• [EXERCISE GOAL]: Report every line of the records below that includes the string "structured".

• [MATERIAL PROVIDED]:
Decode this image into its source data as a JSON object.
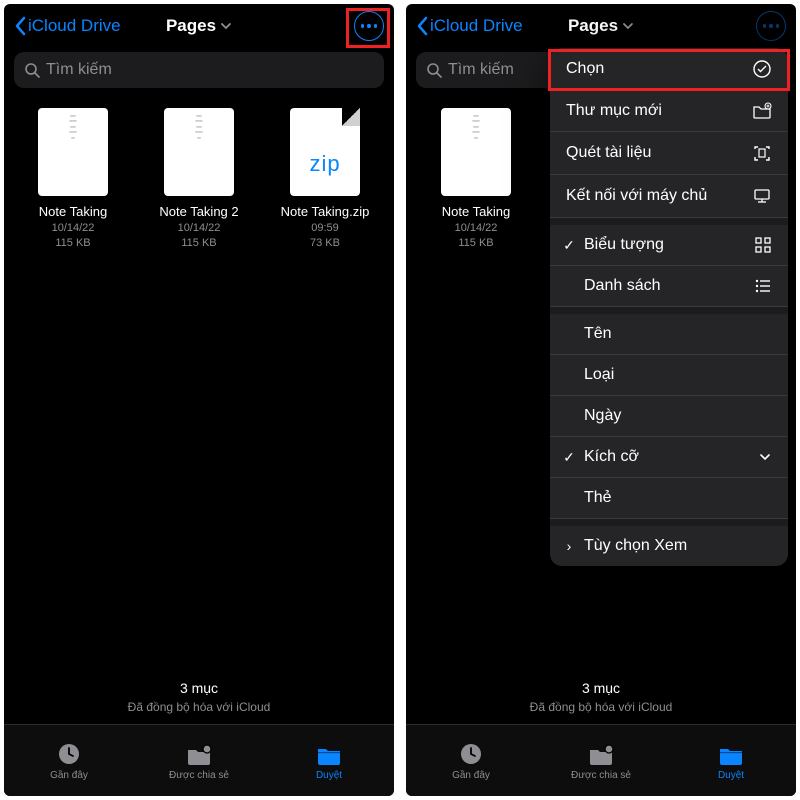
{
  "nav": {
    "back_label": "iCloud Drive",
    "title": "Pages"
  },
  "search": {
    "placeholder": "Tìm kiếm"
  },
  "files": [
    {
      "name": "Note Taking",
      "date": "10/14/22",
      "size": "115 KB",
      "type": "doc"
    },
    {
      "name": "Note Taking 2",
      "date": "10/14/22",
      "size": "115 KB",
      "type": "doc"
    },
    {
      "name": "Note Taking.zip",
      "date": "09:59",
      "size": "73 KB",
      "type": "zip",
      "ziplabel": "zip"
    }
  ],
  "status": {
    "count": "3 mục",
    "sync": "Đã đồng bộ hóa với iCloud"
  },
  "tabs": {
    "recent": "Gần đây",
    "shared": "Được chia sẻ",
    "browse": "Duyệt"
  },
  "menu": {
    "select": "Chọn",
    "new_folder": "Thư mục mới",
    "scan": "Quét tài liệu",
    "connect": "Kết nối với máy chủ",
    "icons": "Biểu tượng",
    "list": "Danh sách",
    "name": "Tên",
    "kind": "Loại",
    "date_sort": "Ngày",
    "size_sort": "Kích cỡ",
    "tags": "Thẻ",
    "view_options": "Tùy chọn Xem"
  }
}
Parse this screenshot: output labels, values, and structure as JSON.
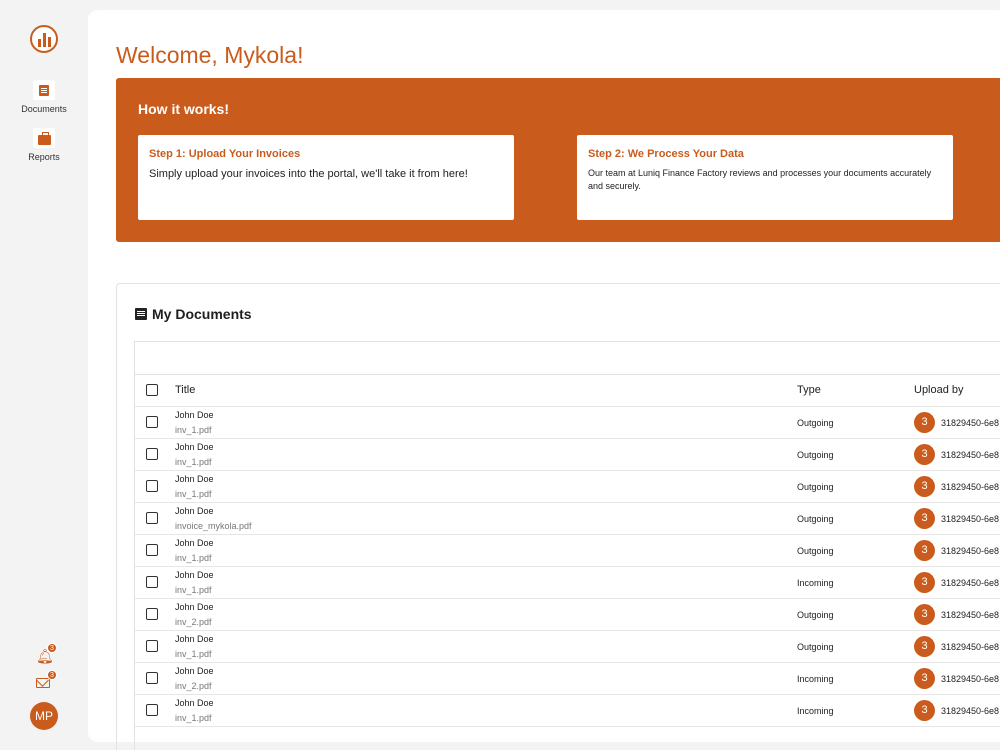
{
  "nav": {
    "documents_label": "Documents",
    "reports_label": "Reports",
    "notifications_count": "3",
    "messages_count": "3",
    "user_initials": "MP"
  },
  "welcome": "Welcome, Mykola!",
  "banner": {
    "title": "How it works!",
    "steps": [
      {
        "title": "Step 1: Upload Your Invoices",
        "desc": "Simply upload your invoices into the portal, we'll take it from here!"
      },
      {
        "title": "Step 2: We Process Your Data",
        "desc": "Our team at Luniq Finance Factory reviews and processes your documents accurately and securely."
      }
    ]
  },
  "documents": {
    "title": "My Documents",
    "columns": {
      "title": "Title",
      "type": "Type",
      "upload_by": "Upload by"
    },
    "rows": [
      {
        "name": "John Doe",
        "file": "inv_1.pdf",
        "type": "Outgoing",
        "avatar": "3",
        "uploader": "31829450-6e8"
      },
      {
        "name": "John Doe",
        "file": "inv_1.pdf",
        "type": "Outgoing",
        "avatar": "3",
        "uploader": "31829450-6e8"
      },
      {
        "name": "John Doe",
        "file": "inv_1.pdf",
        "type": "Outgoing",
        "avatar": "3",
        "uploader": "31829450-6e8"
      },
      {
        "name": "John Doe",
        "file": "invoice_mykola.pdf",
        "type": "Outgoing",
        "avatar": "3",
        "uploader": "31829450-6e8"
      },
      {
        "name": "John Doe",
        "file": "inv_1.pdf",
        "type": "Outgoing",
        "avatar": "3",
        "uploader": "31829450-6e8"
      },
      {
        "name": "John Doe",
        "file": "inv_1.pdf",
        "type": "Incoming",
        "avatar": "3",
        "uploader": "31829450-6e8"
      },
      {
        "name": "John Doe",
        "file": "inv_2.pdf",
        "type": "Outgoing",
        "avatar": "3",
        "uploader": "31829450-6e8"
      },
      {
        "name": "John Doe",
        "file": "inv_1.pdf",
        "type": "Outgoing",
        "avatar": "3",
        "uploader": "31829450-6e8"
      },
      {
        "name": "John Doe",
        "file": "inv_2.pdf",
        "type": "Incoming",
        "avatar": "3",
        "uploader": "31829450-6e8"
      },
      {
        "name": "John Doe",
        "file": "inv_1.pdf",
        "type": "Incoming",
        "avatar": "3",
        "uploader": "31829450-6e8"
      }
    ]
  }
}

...

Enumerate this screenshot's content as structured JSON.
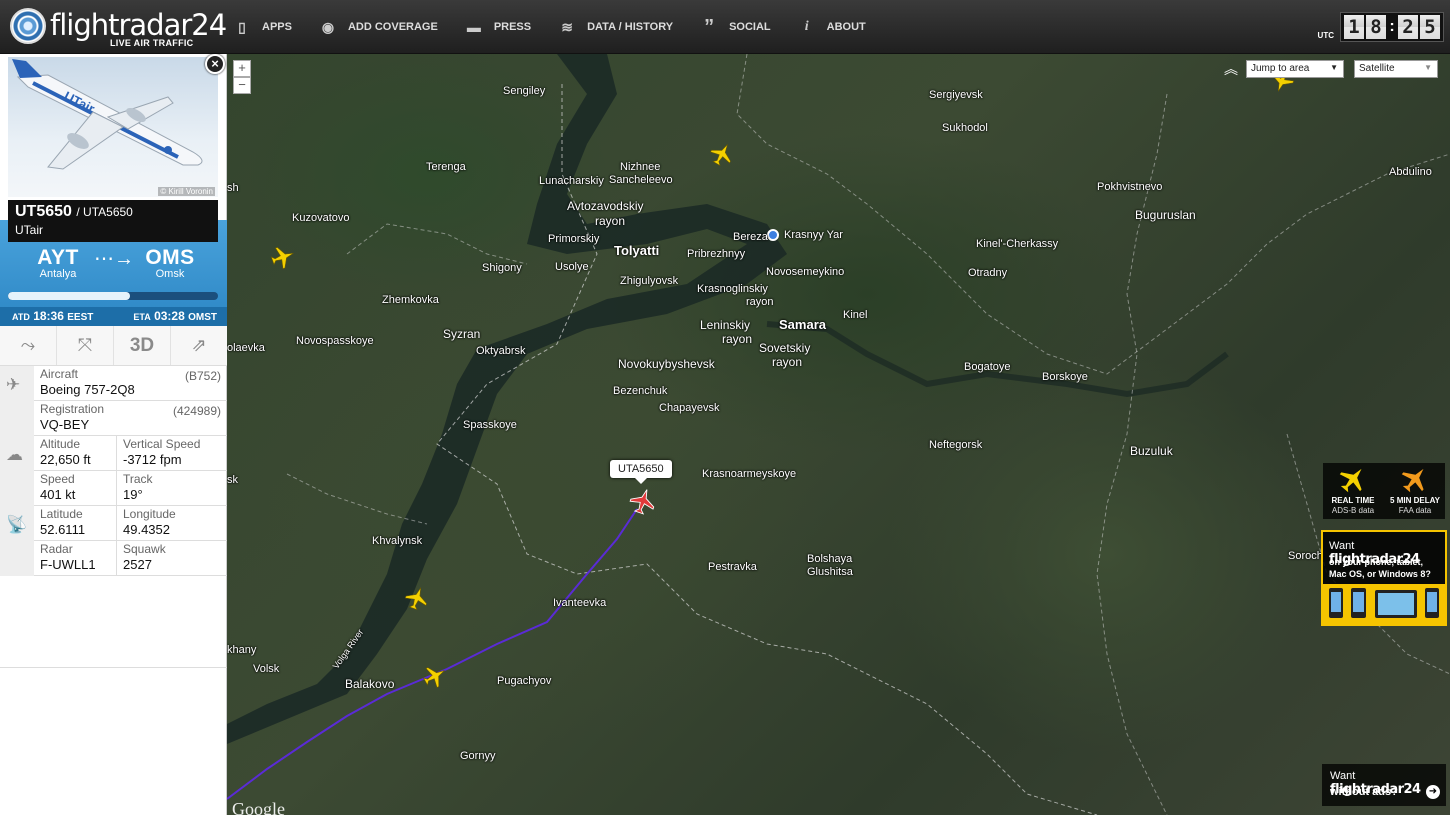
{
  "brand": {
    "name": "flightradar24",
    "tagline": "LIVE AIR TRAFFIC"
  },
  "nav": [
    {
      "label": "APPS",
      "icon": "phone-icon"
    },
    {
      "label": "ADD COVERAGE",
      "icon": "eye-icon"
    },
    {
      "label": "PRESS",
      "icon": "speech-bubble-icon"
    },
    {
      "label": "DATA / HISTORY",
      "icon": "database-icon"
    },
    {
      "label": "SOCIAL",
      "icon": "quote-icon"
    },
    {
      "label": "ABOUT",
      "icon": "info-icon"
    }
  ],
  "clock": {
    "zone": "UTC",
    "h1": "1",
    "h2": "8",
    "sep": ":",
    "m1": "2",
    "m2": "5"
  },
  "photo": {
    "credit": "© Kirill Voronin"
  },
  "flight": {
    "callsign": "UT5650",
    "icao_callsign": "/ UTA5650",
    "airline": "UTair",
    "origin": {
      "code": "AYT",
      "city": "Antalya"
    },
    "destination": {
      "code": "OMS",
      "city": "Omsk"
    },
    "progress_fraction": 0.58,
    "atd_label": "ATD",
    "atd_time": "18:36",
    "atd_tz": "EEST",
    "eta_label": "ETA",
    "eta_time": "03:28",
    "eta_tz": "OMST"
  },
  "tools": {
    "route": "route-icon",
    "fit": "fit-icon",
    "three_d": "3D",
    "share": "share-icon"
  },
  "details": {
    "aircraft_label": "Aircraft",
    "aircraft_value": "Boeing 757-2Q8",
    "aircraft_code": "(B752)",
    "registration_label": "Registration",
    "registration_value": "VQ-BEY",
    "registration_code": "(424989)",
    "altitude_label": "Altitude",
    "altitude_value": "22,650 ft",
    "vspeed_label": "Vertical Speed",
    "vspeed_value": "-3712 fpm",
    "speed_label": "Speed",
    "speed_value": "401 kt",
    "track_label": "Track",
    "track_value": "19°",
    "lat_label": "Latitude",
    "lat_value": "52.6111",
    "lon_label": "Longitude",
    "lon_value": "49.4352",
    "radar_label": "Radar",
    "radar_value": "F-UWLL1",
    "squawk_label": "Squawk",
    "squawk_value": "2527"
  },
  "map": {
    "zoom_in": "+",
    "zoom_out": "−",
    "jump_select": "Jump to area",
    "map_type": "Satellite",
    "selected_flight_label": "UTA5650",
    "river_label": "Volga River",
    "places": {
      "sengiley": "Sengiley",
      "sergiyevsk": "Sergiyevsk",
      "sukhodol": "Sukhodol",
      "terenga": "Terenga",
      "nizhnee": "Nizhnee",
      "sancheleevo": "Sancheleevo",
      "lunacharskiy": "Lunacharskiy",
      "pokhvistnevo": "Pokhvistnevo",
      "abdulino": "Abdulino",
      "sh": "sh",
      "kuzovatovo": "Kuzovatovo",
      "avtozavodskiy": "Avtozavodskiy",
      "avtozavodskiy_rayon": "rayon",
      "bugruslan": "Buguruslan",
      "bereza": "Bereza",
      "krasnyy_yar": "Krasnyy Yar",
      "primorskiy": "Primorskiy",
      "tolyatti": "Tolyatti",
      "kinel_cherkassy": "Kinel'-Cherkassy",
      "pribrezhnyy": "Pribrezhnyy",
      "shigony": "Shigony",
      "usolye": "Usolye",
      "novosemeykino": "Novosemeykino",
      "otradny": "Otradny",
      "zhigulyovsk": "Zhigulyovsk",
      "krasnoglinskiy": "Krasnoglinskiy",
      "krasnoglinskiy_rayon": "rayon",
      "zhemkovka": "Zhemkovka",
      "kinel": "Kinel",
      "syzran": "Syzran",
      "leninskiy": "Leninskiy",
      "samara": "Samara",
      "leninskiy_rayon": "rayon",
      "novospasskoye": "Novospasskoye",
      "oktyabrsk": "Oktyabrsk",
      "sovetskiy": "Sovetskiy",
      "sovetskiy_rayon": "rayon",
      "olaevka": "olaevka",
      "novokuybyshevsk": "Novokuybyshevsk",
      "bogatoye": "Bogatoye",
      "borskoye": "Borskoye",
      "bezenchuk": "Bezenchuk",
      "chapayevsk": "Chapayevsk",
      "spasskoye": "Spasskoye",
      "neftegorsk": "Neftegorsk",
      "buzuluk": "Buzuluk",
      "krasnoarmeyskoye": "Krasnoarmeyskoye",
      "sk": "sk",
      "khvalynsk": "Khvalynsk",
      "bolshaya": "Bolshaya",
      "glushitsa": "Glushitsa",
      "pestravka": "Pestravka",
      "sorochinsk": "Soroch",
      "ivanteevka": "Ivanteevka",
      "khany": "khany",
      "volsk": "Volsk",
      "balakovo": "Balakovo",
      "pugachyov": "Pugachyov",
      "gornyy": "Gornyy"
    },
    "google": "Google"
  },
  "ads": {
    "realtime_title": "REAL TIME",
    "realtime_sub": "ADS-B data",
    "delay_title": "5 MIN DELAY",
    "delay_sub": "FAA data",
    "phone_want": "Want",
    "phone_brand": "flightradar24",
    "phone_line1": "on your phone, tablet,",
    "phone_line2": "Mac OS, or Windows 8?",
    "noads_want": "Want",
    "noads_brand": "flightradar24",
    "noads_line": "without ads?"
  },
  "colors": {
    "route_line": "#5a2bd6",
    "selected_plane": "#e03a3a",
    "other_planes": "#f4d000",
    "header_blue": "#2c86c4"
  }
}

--

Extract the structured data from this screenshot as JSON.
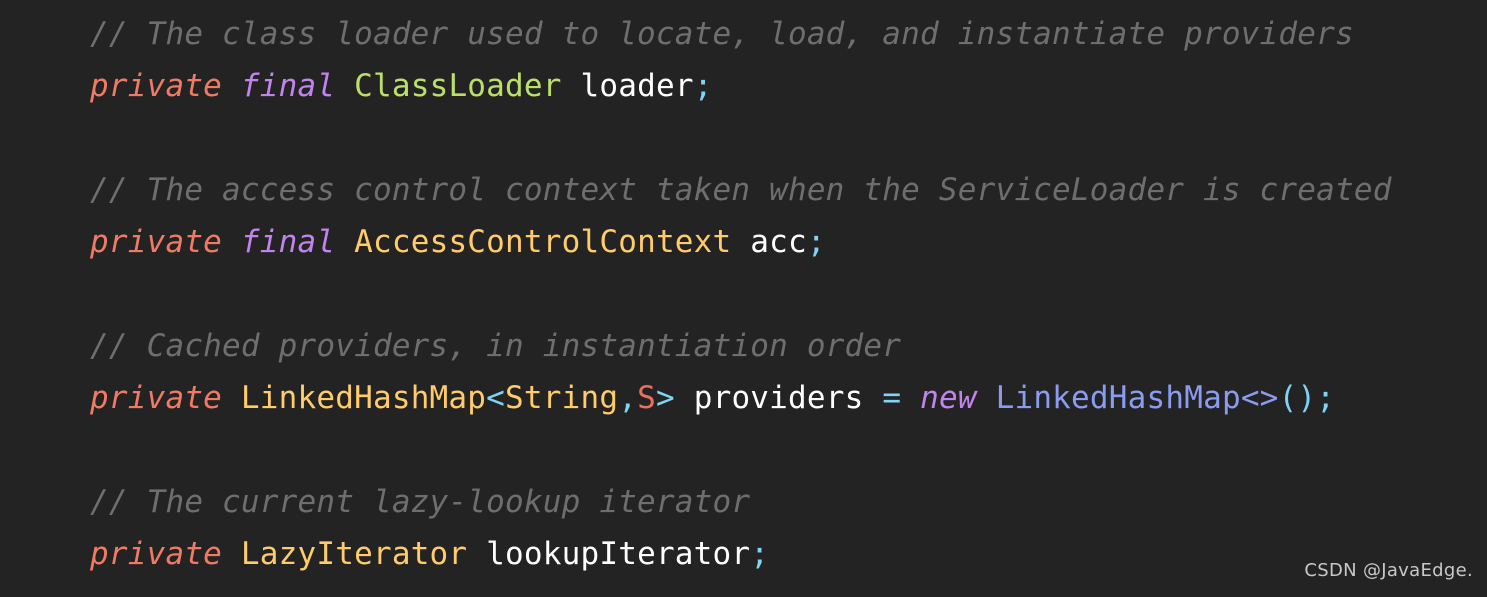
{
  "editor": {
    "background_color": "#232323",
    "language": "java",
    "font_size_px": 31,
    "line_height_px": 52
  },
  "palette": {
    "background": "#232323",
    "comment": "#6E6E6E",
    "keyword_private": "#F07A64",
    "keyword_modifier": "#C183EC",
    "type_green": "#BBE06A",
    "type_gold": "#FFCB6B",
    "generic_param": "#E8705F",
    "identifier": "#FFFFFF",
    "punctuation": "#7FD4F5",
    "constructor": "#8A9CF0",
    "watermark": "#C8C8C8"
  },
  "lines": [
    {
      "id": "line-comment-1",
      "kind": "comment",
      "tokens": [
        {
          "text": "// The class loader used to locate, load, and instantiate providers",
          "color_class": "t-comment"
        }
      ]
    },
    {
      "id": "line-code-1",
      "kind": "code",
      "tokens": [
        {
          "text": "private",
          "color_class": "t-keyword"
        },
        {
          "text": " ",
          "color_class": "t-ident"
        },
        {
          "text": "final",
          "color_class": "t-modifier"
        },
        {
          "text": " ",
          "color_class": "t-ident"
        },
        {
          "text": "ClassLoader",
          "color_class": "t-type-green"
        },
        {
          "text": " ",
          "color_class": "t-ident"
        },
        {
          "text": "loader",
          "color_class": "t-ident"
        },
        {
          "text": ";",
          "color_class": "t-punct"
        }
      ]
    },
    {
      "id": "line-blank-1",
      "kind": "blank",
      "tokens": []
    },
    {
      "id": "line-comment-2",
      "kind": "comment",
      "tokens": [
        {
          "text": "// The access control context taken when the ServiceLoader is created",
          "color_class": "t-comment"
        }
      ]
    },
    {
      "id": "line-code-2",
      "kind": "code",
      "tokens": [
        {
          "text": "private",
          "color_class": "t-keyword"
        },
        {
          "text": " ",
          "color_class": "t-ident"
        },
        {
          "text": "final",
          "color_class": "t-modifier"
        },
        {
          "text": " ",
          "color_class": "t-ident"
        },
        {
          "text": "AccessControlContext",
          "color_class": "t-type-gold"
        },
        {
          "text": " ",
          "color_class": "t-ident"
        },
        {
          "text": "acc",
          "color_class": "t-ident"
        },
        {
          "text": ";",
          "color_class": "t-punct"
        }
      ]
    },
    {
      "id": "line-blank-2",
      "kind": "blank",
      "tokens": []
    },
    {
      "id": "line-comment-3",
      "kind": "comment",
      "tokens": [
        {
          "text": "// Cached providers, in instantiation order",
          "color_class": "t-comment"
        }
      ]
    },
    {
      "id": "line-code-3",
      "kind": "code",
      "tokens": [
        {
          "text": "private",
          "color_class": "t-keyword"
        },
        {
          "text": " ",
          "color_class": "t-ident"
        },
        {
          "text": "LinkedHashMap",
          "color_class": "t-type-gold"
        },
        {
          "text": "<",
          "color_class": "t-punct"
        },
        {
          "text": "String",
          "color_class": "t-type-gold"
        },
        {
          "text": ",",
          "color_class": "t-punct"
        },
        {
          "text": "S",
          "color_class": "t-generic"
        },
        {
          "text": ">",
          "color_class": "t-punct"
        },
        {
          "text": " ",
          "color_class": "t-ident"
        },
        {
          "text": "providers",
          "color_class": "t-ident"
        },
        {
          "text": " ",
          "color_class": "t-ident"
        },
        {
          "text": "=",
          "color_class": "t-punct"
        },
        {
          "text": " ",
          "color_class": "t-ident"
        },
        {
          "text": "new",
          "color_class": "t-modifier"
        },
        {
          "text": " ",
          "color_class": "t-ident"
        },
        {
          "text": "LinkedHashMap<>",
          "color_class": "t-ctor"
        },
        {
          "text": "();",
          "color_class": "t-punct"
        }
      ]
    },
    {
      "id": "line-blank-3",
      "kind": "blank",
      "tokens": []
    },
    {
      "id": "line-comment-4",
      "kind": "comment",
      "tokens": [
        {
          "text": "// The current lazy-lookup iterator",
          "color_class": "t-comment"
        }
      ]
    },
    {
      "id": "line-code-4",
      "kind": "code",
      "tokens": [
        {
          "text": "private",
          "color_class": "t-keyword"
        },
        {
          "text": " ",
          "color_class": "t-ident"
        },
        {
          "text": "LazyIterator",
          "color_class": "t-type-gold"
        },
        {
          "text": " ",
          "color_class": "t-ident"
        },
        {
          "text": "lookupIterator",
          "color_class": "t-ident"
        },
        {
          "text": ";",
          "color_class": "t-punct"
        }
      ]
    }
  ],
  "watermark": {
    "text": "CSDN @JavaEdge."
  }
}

• [REPLY]:
Enumerate this screenshot's content as structured JSON.
Extract the structured data from this screenshot as JSON.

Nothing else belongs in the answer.